Although the data below contains pictures, please reproduce only its words, exactly.

[PROVIDED DATA]:
--- START ---

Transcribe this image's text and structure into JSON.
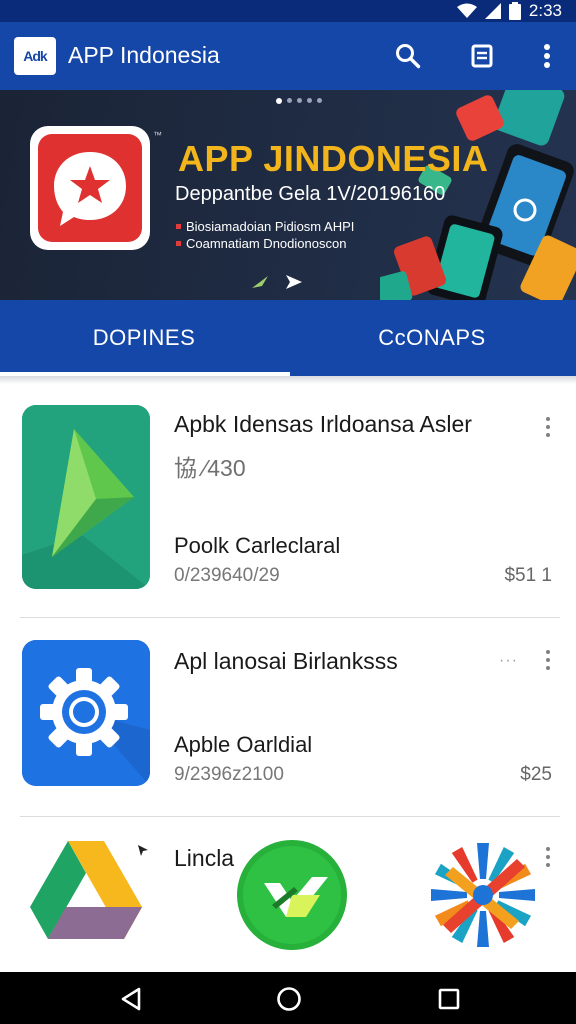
{
  "status_bar": {
    "time": "2:33"
  },
  "app_bar": {
    "logo_text": "Adk",
    "title": "APP Indonesia",
    "search_icon": "search-icon",
    "list_icon": "document-icon",
    "more_icon": "more-vert-icon"
  },
  "banner": {
    "title": "APP JINDONESIA",
    "subtitle": "Deppantbe Gela 1V/20196160",
    "tm": "™",
    "bullets": [
      "Biosiamadoian Pidiosm AHPI",
      "Coamnatiam Dnodionoscon"
    ],
    "page_count": 5,
    "active_page": 1,
    "icon": "star-chat-icon"
  },
  "tabs": [
    {
      "label": "DOPINES",
      "selected": true
    },
    {
      "label": "CcONAPS",
      "selected": false
    }
  ],
  "apps": [
    {
      "name": "Apbk Idensas Irldoansa Asler",
      "rating": "協 ⁄430",
      "developer": "Poolk Carleclaral",
      "date": "0/239640/29",
      "price": "$51 1",
      "icon": "arrow-app-icon",
      "colors": {
        "bg": "#1f9e78",
        "fg": "#5fc74c"
      }
    },
    {
      "name": "Apl lanosai Birlanksss",
      "developer": "Apble Oarldial",
      "date": "9/2396z2100",
      "price": "$25",
      "icon": "gear-app-icon",
      "ellipsis": "···",
      "colors": {
        "bg": "#1e6fe0",
        "fg": "#ffffff"
      }
    },
    {
      "name": "Lincla",
      "icons": [
        "drive-triangle-icon",
        "green-circle-app-icon",
        "colorful-star-app-icon"
      ],
      "colors": {
        "accent": "#27b13a"
      }
    }
  ],
  "colors": {
    "primary": "#1547a8",
    "status": "#0a2a7a",
    "banner_title": "#f2b51c",
    "red": "#e03131"
  }
}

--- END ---

[TASK SOLUTION]:
Transcribe this image's text and structure into JSON.
{
  "status_bar": {
    "time": "2:33"
  },
  "app_bar": {
    "logo_text": "Adk",
    "title": "APP Indonesia",
    "search_icon": "search-icon",
    "list_icon": "document-icon",
    "more_icon": "more-vert-icon"
  },
  "banner": {
    "title": "APP JINDONESIA",
    "subtitle": "Deppantbe Gela 1V/20196160",
    "tm": "™",
    "bullets": [
      "Biosiamadoian Pidiosm AHPI",
      "Coamnatiam Dnodionoscon"
    ],
    "page_count": 5,
    "active_page": 1,
    "icon": "star-chat-icon"
  },
  "tabs": [
    {
      "label": "DOPINES",
      "selected": true
    },
    {
      "label": "CcONAPS",
      "selected": false
    }
  ],
  "apps": [
    {
      "name": "Apbk Idensas Irldoansa Asler",
      "rating": "協 ⁄430",
      "developer": "Poolk Carleclaral",
      "date": "0/239640/29",
      "price": "$51 1",
      "icon": "arrow-app-icon",
      "colors": {
        "bg": "#1f9e78",
        "fg": "#5fc74c"
      }
    },
    {
      "name": "Apl lanosai Birlanksss",
      "developer": "Apble Oarldial",
      "date": "9/2396z2100",
      "price": "$25",
      "icon": "gear-app-icon",
      "ellipsis": "···",
      "colors": {
        "bg": "#1e6fe0",
        "fg": "#ffffff"
      }
    },
    {
      "name": "Lincla",
      "icons": [
        "drive-triangle-icon",
        "green-circle-app-icon",
        "colorful-star-app-icon"
      ],
      "colors": {
        "accent": "#27b13a"
      }
    }
  ],
  "colors": {
    "primary": "#1547a8",
    "status": "#0a2a7a",
    "banner_title": "#f2b51c",
    "red": "#e03131"
  }
}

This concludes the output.